A ‘rebound’ effect refers to a situation in which the amount of serious diseases increases, despite a reduction in the numbers of A. aegypti mosquitoes.

In addition, no models of the potential evolution of the dengue virus appear to have been published by Oxitec or cited in the RA.

3. Views of Experts should be sought

According to GeneWatch UK ‘It is unclear whether GMAC ensured the inclusion of critical experts, as well as advocates, of this technology e.g. by contacting experts in India who have decided not to move to open release trials of Oxitec’s mosquitoes and/or by involving experts in disease transmission and other aspects that have not been addressed by the company’.

It added that ‘the lack of transparency about how GMAC reached its decisions on risk characterisation (particularly the ranking of hazards and their likelihood and consequences) is of significant concern’.

4. A step-by-step approach was lacking

This would require the development of computer models that include both of the two dengue-transmitting mosquito species; their predators and prey; all four serotypes of the dengue virus; other diseases known to be transmitted by these species; and the impacts of these viruses on human health (including the role of infection by more than one virus and the relevant interactions with immunity and severity of disease).

The lack of a step-by-step approach raises doubts about the justification for the proposed open release experiments i.e. to compare and evaluate the longevity, dispersal distance, the form and structure (morphology) and life history traits of the GM mosquito.

GeneWatch UK says that such information is of secondary importance compared to understanding the basis (baseline) of how the existing natural mosquitoes interact with other species, viruses and humans.

GeneWatch UK adds that: ‘The very limited existing understanding of the relevant natural systems and of the stability and characteristics of the GM mosquito suggests that open release experiments are premature’.

5. GM mosquito release is a medical experiment

There is a lack of a full appreciation of the novelty of the GM mosquito release and the importance of scientific unknowns and uncertainties.

The use of GM mosquitoes to reduce dengue is entirely novel in that it is a medical experiment, potentially leading to a large scale commercial release which may have unforeseen public health consequences.

This medical experiment would require radically different policy and regulatory measures than those used in any previous deliberate release of a GM organism.

While risks to human health posed by GMOs are taken into account in RAs under the Cartagena Protocol, assessing the pros and cons of public health interventions is not central to its purpose. Hence experimental release of GM mosquitoes which should be regarded as a medical experiment need to be governed by other laws and international guidelines.

6. Role of the GM mosquito release experiments in a public health decision
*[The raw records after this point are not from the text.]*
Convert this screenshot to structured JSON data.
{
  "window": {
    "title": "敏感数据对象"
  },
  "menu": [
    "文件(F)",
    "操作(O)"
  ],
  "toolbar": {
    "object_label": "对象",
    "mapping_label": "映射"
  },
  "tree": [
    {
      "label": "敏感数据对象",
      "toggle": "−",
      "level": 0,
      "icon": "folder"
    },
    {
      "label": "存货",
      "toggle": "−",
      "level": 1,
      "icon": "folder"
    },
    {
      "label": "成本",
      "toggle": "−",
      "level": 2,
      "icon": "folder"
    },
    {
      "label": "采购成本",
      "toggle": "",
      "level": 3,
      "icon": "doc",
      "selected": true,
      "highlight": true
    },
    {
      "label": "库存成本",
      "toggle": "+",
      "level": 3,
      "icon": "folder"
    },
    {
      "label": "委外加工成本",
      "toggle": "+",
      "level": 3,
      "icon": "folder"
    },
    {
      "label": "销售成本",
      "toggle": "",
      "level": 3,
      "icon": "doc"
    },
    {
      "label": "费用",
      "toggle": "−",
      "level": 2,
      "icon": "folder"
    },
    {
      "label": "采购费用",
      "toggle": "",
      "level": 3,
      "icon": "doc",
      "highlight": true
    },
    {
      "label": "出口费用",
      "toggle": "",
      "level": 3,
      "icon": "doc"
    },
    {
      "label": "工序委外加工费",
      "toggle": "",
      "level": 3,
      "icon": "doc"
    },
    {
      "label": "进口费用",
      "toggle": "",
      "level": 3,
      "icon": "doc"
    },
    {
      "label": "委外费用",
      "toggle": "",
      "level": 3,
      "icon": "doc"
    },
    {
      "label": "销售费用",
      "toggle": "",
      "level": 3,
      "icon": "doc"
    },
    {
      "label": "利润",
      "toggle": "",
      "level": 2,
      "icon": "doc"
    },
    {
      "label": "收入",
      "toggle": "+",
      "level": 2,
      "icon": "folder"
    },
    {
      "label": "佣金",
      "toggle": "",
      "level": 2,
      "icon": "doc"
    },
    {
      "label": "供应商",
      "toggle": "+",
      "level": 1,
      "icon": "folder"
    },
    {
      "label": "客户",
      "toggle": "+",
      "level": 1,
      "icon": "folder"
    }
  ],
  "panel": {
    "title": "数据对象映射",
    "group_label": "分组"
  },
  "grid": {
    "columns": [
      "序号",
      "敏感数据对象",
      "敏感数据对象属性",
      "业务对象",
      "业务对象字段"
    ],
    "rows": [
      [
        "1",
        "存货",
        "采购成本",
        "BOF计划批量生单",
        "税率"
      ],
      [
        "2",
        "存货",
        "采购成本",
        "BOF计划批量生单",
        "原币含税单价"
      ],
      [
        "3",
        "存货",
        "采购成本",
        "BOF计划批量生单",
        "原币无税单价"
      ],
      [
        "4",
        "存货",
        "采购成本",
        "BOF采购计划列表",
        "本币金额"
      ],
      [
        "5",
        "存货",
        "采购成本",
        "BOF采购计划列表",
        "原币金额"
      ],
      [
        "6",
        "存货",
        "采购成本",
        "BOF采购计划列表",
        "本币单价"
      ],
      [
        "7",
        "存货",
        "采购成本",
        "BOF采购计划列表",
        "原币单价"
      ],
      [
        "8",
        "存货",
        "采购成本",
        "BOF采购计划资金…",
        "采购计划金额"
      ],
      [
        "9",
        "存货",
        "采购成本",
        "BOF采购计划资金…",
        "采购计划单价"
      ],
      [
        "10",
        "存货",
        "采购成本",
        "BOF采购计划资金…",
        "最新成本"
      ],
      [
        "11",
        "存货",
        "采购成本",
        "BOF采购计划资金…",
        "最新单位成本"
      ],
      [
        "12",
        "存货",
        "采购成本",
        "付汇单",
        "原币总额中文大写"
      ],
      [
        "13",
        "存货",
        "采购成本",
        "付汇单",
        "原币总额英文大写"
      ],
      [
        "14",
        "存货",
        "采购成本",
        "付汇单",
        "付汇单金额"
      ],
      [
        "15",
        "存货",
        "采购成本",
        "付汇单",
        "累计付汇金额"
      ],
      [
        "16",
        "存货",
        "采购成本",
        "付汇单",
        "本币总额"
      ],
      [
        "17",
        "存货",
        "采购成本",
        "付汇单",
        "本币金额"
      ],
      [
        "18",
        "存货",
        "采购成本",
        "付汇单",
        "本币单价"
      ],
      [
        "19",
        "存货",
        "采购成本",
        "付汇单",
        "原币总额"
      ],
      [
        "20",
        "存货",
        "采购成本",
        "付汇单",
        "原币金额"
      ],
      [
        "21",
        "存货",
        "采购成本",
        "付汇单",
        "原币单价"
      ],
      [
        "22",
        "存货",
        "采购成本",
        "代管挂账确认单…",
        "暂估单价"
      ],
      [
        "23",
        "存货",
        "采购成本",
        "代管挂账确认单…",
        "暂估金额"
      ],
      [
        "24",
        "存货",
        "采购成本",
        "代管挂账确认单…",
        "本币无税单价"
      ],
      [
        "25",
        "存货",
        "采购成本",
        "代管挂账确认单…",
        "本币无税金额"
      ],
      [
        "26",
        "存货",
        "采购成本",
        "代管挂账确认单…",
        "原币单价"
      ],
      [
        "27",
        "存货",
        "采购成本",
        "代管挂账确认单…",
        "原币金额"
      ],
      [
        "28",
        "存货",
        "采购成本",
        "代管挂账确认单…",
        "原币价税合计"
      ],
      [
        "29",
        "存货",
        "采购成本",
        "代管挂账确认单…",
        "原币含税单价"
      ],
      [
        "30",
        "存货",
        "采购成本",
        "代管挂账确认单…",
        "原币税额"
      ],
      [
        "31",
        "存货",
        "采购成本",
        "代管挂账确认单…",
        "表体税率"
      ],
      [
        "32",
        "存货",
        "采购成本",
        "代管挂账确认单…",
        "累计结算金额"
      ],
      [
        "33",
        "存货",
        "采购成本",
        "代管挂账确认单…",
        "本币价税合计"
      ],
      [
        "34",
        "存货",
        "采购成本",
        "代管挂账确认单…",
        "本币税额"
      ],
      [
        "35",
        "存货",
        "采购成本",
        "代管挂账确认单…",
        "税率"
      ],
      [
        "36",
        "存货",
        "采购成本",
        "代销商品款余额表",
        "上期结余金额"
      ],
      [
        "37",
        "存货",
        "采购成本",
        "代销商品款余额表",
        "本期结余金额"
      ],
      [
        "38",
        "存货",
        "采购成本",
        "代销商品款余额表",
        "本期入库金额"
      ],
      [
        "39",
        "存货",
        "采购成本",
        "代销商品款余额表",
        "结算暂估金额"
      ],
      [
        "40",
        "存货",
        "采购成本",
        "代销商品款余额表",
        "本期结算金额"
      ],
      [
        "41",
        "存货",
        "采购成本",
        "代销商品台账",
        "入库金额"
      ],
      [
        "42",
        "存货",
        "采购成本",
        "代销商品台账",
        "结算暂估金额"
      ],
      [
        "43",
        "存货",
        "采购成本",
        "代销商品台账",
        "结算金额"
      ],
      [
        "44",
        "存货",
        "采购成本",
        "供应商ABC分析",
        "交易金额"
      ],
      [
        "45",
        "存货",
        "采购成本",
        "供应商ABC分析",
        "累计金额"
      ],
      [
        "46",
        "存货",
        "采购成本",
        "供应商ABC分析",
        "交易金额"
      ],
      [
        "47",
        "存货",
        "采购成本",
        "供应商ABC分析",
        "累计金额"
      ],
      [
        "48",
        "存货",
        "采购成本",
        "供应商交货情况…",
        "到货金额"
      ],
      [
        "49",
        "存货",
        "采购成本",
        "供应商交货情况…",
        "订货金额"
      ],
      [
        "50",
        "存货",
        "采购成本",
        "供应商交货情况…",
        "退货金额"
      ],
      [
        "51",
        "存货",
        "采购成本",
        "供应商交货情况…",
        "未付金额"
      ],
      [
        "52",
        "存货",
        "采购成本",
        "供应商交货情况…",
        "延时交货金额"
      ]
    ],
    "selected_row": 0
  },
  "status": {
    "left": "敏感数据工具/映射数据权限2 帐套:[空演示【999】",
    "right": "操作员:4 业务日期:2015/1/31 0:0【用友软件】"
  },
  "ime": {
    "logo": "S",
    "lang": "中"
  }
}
Unlike clinical trials of medicines which have an established approval process for testing both the efficacy and safety of the drug concerned, there is no clearly established process for approval of a commercial scale release of GM mosquitoes.

GeneWatch UK recommends that the GMAC clarifies its views on the role of the experiments in its decision-making process and what questions it regards as needing to be answered, e.g. regarding long-term risks, efficacy and cost effectiveness in order to provide necessary public information regarding the aims, purposes and justification for these medical experiments.

To reach a fully-informed decision on future releases, the Malaysian government will need to weigh up the pros and cons of releasing GM mosquitoes which includes social, ethical and economic costs, alternatives and other health priorities as well as public and expert opinions on these matters.

The full and referenced version of GeneWatch UK comments on Malaysian GMAC Risk Assessment for experimental releases of GM mosquitoes is available for download here: